- Crypto and stablecoin leaders were clearly expressing the view that the power of open networks and permissionless innovation combined with clear regulatory policy that addresses key societal risks offers the best path forward. Emphasis was on not losing sight of the immense value that comes from global interoperability, trustless computation and transaction processing on public chains, and tapping the energy and power of the global community building cryptoland.
Acceptance is Upon Us
As noted, this year’s Davos marked what I believe is a watershed moment in the ultimate acceptance of cryptocurrency and public blockchains. There is much less collective denial, and much more willingness to accept and engage on the real technology and policy issues that are being raised by our industry.
Specifically, I believe we are seeing acceptance of:
- Public Chains. The debate between ‘Private Blockchains’ and ‘DLTs’ vs. ‘Public Blockchains’ is somewhat coming to an end. The answer is that we’ll have both, and that increasingly leaders understand that public chains are like the internet, and are critical and valuable to society and the economy at large. Curiosity about 3rd generation public blockchains is at an all time high. From a markets perspective, I think this bodes very well for digital commodities that power and secure leading 3rd generation public chains.

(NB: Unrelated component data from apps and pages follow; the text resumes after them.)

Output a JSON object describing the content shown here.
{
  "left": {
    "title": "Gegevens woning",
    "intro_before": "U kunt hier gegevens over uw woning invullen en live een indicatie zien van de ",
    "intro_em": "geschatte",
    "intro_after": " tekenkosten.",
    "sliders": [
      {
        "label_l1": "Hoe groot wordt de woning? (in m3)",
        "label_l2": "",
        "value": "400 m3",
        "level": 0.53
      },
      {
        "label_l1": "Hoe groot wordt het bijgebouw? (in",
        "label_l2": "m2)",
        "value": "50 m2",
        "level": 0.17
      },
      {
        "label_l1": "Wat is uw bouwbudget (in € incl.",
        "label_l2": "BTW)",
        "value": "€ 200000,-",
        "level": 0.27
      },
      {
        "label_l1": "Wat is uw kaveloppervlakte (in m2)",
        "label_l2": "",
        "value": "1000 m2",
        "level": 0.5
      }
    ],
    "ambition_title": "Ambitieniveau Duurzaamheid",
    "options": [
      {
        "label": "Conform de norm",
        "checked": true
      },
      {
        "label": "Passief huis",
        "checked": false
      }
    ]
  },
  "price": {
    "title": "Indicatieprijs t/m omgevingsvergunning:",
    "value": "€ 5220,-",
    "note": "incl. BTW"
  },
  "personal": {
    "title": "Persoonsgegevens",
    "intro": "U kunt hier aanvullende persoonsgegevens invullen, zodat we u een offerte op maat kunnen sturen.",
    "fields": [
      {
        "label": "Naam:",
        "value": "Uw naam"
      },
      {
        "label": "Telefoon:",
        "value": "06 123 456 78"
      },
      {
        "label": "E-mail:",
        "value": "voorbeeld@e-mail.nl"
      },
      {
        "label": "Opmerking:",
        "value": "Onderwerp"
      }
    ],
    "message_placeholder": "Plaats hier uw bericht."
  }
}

- Global Stablecoins. Given the rise of stablecoins such as USDC and Tether, the announcement of Libra, and proposal for CBDC that can run over open software networks, there appears to be general acceptance that stablecoins are here to stay and will grow in usage and importance. The real questions are around policy and regulatory implications, which will play out over the next 1–2 years.
- Bitcoin. While there was little talk about Bitcoin, what talk there was conveyed a strong sense of acceptance. Policy makers and economic leaders now acknowledge Bitcoin as a legitimate new digital commodity, are already or plan to regulate it as such, but the past hostility has abated. Even major economic ministers of extremely large economies commented that they had no problem if you want to buy, sell, trade or hold Bitcoin, as long as you do it through regulated intermediaries who are meeting their AML/CFT obligations. For Bitcoin Bulls, I think this increasing acceptance is a very positive bull signal.

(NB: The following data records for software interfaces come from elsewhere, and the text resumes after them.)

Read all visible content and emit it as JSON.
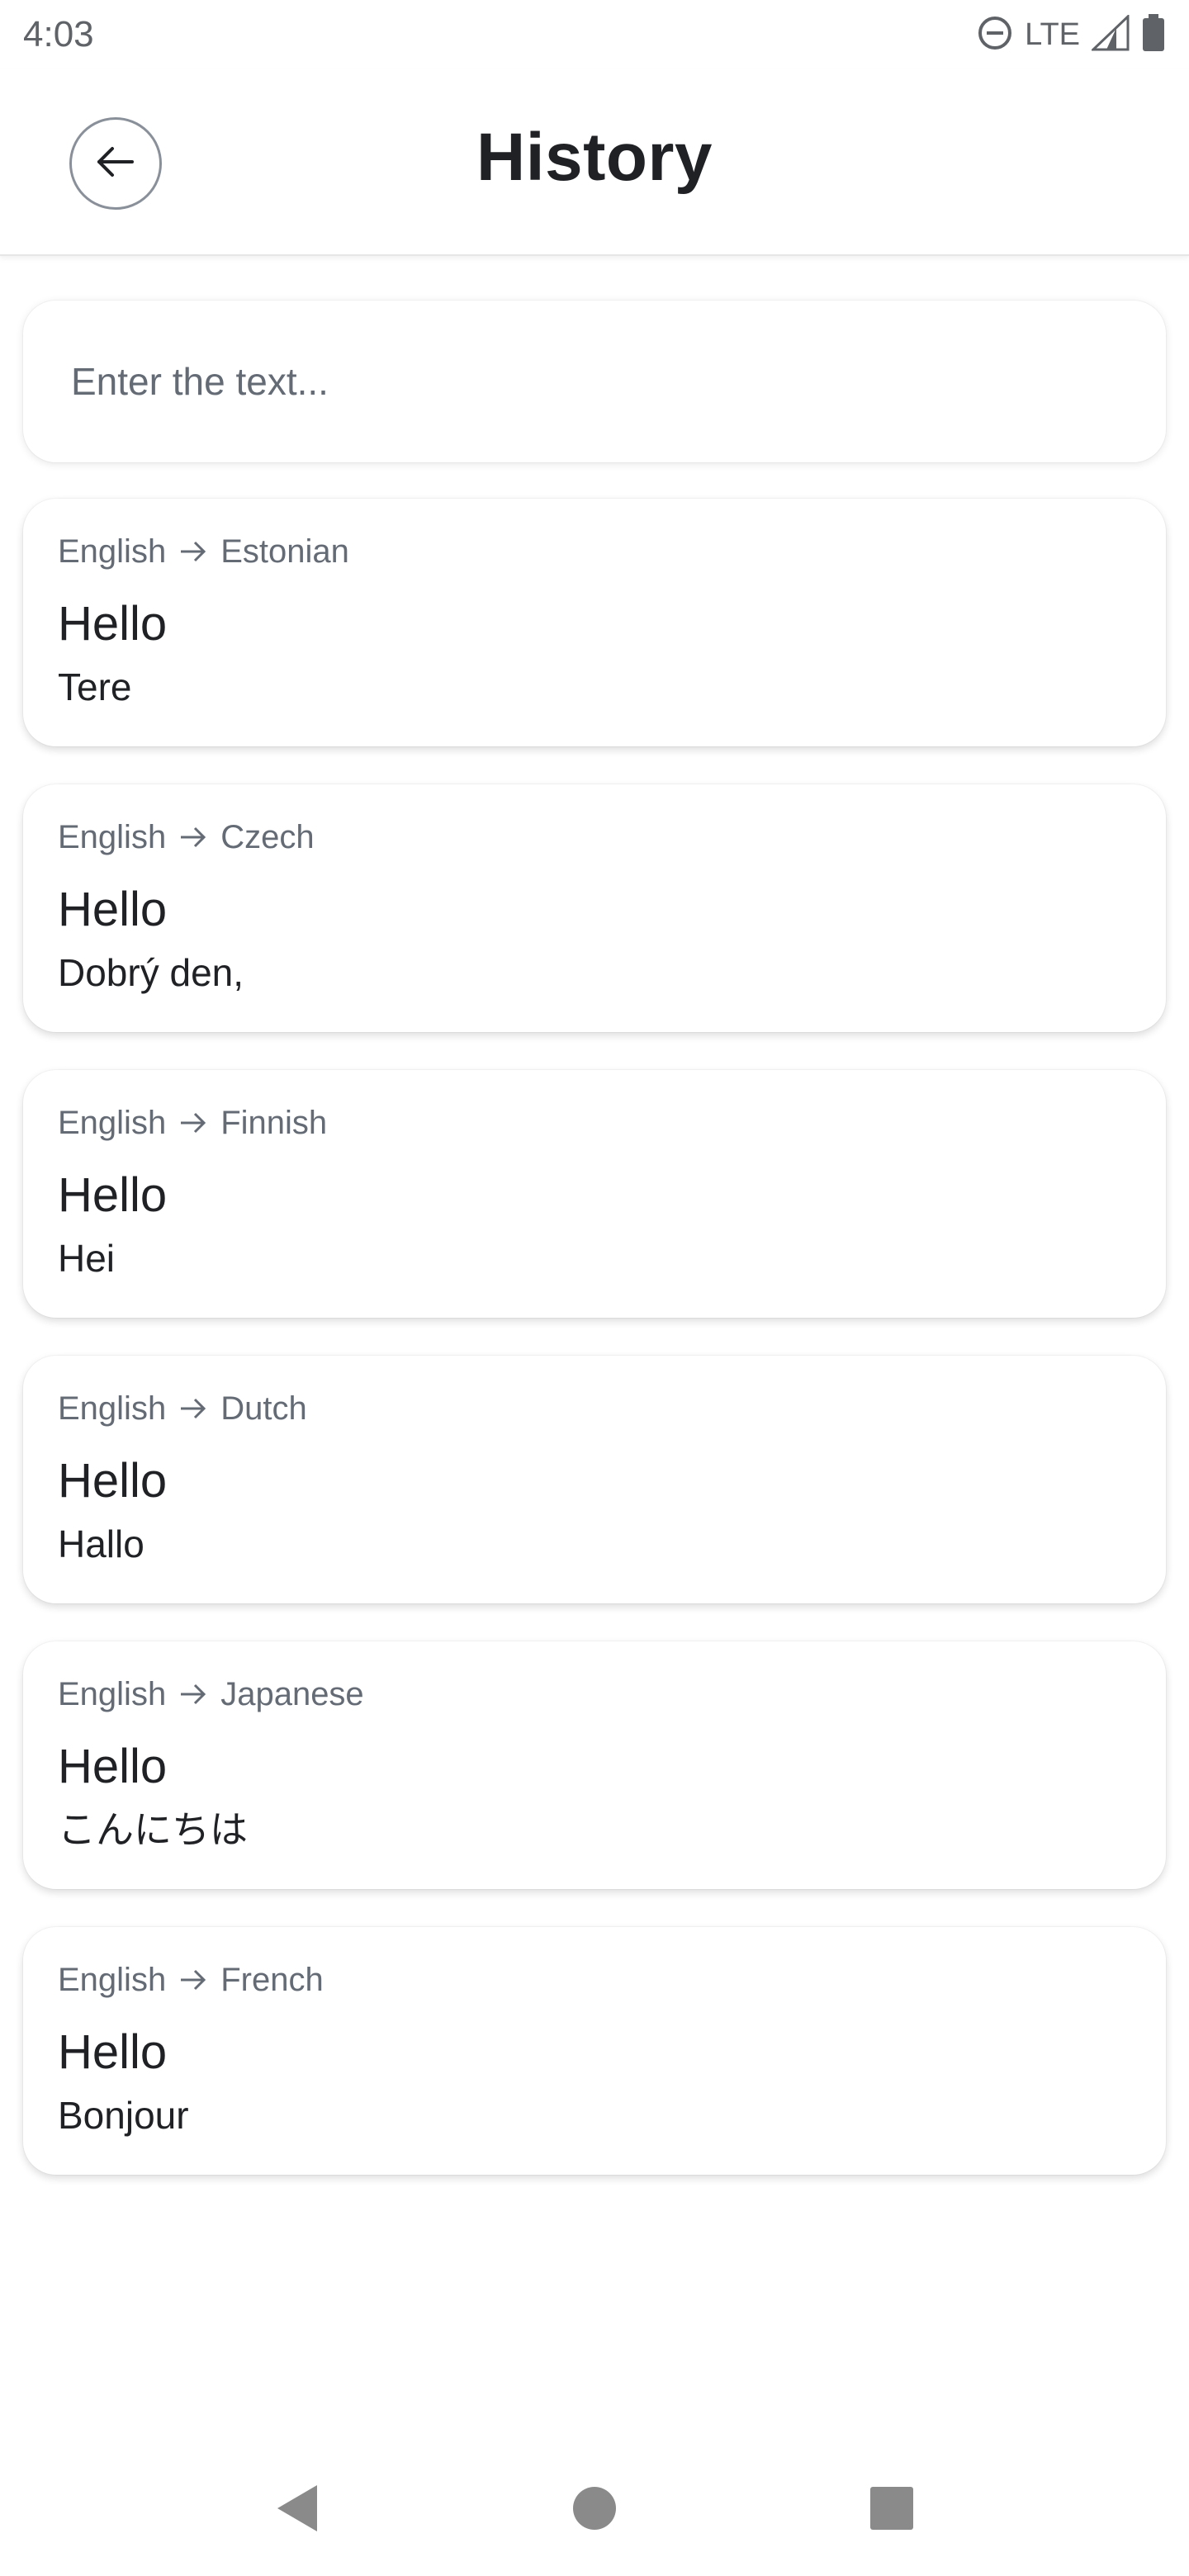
{
  "status_bar": {
    "time": "4:03",
    "network": "LTE",
    "icons": [
      "do-not-disturb-icon",
      "signal-icon",
      "battery-icon"
    ]
  },
  "header": {
    "title": "History",
    "back_icon": "arrow-left-icon"
  },
  "search": {
    "placeholder": "Enter the text...",
    "value": ""
  },
  "history": [
    {
      "source_lang": "English",
      "target_lang": "Estonian",
      "source_text": "Hello",
      "translated_text": "Tere"
    },
    {
      "source_lang": "English",
      "target_lang": "Czech",
      "source_text": "Hello",
      "translated_text": "Dobrý den,"
    },
    {
      "source_lang": "English",
      "target_lang": "Finnish",
      "source_text": "Hello",
      "translated_text": "Hei"
    },
    {
      "source_lang": "English",
      "target_lang": "Dutch",
      "source_text": "Hello",
      "translated_text": "Hallo"
    },
    {
      "source_lang": "English",
      "target_lang": "Japanese",
      "source_text": "Hello",
      "translated_text": "こんにちは"
    },
    {
      "source_lang": "English",
      "target_lang": "French",
      "source_text": "Hello",
      "translated_text": "Bonjour"
    }
  ],
  "nav_bar": {
    "icons": [
      "back-triangle-icon",
      "home-circle-icon",
      "recents-square-icon"
    ]
  },
  "colors": {
    "text_primary": "#1f2125",
    "text_secondary": "#646b75",
    "icon_gray": "#8a9099",
    "background": "#ffffff"
  }
}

Optimism and the Road Ahead
At Davos, new levels of engagement and conversation were meaningfully kicked off. Indeed, to his credit, World Economic Forum Founder and Executive Chairman, Professor Klaus Schwab, convened a consortium of public sector and private sector actors spanning leading central banks, supra-national economic policy bodies, industry leaders and major stablecoin projects to work on standards for governance for global digital currency. As the preeminent multi-stakeholder platform in the world, it is significant and symbolic that the Forum is convening world leaders to embrace, understand and chart a course for the global adoption of digital currency.

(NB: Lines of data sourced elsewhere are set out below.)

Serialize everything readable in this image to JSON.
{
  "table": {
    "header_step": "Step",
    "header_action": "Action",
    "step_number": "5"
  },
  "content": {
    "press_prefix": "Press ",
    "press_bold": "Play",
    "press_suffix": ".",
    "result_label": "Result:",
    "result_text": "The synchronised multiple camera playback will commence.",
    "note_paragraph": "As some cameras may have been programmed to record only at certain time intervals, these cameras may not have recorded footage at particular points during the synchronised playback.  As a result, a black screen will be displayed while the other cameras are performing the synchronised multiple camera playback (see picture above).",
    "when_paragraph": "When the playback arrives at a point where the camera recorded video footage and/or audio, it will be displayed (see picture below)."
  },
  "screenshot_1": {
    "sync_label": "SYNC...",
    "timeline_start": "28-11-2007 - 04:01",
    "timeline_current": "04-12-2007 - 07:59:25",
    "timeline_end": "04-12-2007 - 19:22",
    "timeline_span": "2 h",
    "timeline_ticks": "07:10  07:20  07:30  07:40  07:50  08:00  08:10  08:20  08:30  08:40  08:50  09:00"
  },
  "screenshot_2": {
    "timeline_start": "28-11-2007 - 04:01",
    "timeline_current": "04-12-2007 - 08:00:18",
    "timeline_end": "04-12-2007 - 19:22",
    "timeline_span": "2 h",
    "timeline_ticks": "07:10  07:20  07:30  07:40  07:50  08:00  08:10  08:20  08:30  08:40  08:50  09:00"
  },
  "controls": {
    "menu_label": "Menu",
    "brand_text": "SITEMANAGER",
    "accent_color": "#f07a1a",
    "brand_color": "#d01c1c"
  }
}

This consortium will continue its work over the coming years, helping to forge a path for public sector and private sector collaboration, and helping to unleash the incredible potential for global digital currency and blockchains to transform our the global economic system. Supporting this engagement, I published a paper on these themes concurrently with Davos — Stablecoins, Global Digital Currency and the Future of the International Monetary System.
Having begun this journey 7 years ago, I imagined that digital currency would reach these heights of the economic system, but to see it emerge gives me great optimism for what we can accomplish in the coming decade.